The foundation of the strategy comes from an appreciation that if meaningful research is research that is driven by people’s needs, then it is vital that conversations take place between people and researchers.
The strategy recommends four key actions.
- Brain health and dementia research boards should be developed locally within NHS boards to pursue the local research agenda in relation to dementia and brain health. Representatives from these local boards should come together to form a national forum to provide strategic oversight.
- The national forum will provide a rapid research-review service to create a process that facilitates rapid translation of research into practice – we’ve learned from Covid 19 that it doesn’t have to take years to get research findings into practice, we can move quicker.
- A national scoping review should be undertaken to investigate the current situation regarding research careers in brain health and dementia in Scotland. This will identify bottlenecks and barriers that obstruct research careers in brain health and dementia at all levels. The findings of the review will help facilitate progression to more senior career levels.

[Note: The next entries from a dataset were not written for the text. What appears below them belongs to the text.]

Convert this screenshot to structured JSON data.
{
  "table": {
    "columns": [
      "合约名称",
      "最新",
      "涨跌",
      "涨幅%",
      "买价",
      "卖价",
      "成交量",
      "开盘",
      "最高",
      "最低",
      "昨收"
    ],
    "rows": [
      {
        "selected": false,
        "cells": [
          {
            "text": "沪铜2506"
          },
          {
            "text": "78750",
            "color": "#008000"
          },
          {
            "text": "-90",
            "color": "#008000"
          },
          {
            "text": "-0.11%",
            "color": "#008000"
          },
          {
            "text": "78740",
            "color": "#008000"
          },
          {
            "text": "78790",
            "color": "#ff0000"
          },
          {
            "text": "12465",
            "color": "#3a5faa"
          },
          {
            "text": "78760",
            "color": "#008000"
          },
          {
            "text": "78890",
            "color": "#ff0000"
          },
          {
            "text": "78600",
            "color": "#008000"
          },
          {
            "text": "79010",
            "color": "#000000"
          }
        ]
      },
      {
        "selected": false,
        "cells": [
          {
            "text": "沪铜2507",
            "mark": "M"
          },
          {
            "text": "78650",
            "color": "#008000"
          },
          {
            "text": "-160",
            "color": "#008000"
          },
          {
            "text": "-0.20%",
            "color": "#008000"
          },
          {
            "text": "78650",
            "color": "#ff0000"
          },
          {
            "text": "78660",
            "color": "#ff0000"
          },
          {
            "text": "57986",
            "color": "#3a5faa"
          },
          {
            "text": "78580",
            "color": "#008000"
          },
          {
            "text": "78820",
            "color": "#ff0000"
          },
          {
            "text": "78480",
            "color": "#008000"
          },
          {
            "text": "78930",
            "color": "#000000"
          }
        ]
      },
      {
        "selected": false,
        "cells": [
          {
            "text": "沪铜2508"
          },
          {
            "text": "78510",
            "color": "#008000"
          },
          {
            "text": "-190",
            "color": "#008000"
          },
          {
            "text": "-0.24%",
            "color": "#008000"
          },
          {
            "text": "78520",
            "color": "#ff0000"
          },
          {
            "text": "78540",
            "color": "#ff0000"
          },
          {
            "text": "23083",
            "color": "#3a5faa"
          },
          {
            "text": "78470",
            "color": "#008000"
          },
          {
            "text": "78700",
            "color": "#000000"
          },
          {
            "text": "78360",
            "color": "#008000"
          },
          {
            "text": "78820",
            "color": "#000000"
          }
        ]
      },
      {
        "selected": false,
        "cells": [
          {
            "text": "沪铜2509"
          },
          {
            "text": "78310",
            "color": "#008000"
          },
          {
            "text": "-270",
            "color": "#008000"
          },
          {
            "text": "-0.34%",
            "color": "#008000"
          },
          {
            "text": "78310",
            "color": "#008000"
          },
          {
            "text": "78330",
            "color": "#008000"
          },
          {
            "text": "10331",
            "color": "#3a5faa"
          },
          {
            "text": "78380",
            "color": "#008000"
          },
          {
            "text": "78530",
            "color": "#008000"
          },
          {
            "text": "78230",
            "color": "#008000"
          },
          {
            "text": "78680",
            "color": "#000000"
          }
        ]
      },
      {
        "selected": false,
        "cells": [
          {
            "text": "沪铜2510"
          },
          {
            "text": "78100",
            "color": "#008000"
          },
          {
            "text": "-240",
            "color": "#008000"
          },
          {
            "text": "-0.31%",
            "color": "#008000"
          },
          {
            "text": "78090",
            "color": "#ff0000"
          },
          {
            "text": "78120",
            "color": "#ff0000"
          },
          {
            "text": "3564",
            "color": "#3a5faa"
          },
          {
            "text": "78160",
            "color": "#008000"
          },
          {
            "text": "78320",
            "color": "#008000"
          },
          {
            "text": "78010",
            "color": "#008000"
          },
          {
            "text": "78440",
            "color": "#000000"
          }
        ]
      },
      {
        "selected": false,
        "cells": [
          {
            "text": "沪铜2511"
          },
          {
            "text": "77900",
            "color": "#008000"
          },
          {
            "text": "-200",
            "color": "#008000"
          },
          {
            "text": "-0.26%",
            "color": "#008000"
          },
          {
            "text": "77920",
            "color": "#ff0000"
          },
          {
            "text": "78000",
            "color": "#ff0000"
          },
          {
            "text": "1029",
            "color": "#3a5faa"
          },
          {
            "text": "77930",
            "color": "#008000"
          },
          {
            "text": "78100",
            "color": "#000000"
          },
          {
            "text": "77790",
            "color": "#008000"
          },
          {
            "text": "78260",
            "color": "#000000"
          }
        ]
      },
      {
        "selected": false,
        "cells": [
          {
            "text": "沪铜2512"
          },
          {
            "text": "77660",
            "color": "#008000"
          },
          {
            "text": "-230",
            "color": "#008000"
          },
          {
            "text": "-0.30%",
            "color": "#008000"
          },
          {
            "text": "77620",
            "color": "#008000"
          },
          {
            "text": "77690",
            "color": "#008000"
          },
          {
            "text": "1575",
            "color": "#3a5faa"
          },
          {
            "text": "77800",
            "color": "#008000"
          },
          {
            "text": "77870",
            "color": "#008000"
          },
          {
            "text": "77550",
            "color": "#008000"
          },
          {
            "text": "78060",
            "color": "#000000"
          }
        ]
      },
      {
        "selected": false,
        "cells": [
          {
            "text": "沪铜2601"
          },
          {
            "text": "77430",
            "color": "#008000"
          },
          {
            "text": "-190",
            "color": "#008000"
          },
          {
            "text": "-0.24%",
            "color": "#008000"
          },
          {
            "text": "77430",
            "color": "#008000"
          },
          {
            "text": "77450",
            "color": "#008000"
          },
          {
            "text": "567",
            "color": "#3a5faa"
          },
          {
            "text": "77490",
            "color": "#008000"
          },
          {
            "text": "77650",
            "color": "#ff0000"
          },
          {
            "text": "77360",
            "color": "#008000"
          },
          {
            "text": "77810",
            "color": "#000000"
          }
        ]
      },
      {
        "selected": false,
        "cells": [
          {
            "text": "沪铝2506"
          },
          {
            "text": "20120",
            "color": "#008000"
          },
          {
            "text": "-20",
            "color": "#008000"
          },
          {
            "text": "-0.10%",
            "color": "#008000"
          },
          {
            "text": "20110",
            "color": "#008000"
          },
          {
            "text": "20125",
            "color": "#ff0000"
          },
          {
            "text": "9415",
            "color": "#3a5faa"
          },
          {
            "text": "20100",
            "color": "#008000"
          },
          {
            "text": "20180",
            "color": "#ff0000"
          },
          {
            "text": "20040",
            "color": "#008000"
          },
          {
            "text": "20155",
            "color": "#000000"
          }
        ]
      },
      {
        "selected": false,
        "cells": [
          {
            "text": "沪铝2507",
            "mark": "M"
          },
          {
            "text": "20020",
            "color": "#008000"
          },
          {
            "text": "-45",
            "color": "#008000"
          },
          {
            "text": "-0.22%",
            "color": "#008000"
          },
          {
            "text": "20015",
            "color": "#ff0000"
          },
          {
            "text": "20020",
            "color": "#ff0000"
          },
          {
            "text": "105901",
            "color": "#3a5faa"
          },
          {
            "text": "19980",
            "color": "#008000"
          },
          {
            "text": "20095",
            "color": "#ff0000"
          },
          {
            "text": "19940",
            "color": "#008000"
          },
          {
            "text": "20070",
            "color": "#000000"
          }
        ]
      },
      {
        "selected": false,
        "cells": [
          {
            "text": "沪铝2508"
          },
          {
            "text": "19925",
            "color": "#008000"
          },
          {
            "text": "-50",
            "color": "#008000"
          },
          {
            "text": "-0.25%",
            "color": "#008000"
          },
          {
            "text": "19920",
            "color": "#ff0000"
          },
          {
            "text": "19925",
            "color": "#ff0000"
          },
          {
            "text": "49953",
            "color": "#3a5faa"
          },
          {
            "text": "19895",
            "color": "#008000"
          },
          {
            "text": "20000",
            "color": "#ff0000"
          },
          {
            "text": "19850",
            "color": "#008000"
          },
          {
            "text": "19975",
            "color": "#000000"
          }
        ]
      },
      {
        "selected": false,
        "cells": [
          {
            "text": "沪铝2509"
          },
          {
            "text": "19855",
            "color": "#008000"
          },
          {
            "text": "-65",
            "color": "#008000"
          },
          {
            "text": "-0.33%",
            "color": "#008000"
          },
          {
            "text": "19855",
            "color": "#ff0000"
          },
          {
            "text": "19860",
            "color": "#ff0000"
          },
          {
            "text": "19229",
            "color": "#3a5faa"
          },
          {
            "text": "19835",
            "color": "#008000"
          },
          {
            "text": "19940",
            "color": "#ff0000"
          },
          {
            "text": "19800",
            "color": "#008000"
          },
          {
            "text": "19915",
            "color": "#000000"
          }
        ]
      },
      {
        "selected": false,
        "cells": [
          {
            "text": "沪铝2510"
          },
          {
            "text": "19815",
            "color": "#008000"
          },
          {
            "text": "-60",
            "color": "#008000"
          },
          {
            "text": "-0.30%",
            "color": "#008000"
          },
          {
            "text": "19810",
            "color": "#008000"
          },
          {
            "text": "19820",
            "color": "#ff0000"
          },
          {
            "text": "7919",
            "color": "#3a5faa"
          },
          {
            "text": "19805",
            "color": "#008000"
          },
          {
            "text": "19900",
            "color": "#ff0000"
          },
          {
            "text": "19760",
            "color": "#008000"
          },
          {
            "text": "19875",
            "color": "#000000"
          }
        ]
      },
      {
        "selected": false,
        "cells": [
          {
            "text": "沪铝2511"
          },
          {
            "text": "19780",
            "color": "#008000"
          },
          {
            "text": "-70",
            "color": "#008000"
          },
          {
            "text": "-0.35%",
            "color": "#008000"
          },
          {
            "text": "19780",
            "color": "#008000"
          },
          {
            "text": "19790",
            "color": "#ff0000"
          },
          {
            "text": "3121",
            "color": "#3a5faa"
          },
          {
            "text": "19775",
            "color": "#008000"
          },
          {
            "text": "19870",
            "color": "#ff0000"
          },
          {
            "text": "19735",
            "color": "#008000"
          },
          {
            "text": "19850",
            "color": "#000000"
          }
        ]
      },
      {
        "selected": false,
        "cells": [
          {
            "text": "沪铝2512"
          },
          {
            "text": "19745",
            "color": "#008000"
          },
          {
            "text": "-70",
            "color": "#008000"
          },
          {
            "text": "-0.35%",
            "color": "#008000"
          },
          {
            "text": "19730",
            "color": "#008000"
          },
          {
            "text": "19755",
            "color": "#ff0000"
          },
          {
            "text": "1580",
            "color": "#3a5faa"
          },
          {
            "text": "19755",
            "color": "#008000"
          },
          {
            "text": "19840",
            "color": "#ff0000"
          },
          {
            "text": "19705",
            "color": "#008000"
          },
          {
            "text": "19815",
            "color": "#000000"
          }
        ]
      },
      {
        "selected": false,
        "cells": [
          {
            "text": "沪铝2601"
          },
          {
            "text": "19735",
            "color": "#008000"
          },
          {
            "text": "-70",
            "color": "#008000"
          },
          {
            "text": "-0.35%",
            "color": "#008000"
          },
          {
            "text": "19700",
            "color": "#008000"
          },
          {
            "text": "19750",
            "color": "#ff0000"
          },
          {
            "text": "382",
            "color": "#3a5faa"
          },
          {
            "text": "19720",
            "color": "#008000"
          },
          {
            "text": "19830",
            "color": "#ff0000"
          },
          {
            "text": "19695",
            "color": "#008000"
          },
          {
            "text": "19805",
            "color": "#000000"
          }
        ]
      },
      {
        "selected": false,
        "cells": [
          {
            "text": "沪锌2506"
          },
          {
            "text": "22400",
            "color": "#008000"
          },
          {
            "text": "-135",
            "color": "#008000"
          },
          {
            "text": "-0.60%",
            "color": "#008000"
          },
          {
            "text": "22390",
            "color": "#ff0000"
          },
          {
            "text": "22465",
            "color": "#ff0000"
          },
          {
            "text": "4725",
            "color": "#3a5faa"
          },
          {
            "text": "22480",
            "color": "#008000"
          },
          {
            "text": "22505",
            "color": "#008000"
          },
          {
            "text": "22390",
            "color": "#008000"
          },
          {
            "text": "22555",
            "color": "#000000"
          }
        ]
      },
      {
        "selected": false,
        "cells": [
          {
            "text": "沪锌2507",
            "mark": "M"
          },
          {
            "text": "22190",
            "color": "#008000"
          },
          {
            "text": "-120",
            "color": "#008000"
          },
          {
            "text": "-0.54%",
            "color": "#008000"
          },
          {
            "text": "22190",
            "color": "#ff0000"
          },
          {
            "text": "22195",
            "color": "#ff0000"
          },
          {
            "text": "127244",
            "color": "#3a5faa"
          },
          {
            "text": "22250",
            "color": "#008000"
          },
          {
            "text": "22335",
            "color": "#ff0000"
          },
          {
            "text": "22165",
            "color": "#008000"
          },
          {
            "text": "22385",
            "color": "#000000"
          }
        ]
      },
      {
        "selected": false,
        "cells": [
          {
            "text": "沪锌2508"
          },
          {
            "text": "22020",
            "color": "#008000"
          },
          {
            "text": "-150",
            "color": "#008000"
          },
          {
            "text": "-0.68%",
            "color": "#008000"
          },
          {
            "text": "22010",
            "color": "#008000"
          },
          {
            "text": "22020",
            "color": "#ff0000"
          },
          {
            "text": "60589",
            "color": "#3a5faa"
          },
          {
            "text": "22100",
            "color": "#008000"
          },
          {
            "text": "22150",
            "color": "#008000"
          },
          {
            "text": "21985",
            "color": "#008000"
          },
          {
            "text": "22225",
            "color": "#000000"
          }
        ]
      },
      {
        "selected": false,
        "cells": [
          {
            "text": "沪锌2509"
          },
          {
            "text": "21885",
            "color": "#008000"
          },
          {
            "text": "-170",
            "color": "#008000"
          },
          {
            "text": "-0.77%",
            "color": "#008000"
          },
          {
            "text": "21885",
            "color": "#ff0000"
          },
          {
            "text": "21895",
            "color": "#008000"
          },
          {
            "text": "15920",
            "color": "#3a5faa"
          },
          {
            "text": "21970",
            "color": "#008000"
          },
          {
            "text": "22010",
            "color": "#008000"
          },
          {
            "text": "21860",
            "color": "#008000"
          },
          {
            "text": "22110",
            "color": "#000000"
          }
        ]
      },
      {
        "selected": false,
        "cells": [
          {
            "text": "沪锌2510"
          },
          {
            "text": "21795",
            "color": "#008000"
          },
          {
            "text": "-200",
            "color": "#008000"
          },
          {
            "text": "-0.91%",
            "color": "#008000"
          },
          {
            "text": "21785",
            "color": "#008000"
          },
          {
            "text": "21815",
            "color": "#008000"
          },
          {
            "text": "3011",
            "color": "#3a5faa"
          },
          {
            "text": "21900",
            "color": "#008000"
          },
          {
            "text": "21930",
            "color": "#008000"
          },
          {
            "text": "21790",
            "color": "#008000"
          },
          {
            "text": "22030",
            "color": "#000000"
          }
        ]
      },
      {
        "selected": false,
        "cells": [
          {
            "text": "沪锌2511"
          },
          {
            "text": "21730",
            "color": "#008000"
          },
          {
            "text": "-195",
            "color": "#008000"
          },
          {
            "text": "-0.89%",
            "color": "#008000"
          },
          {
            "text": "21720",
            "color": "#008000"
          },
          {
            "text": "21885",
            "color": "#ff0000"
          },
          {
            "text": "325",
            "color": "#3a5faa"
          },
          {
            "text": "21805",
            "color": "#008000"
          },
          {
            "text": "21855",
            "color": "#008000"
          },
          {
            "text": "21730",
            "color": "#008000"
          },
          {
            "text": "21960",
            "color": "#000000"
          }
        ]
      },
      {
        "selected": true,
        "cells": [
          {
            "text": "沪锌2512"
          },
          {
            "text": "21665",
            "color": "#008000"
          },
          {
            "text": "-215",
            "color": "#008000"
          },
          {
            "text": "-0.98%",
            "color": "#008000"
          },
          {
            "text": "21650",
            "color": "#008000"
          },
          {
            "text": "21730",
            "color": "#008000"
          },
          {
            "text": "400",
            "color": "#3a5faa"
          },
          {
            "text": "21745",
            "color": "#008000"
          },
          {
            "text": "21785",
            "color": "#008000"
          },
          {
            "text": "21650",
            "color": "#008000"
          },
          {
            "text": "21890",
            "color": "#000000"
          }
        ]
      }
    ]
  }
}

- A national strategy oversight board should be established to take responsibility for monitoring and supporting implementation of the strategy across Scotland.
We are all researchers
The strategy, particularly with the creation of the local and national brain health and dementia research boards, will help to generate enthusiasm, martial resources, extend equality, diversity and inclusion, and pool talent in an endeavour that ultimately will improve the lives of everyone participating in, and affected by, research into brain health and dementia in Scotland.
What the strategy shows more than anything is the need to collaborate with the population, as co-designers, co-producers and co-beneficiaries of research work. It means no longer considering people in research studies as “subjects”, but as partners.
That is why we are all researchers.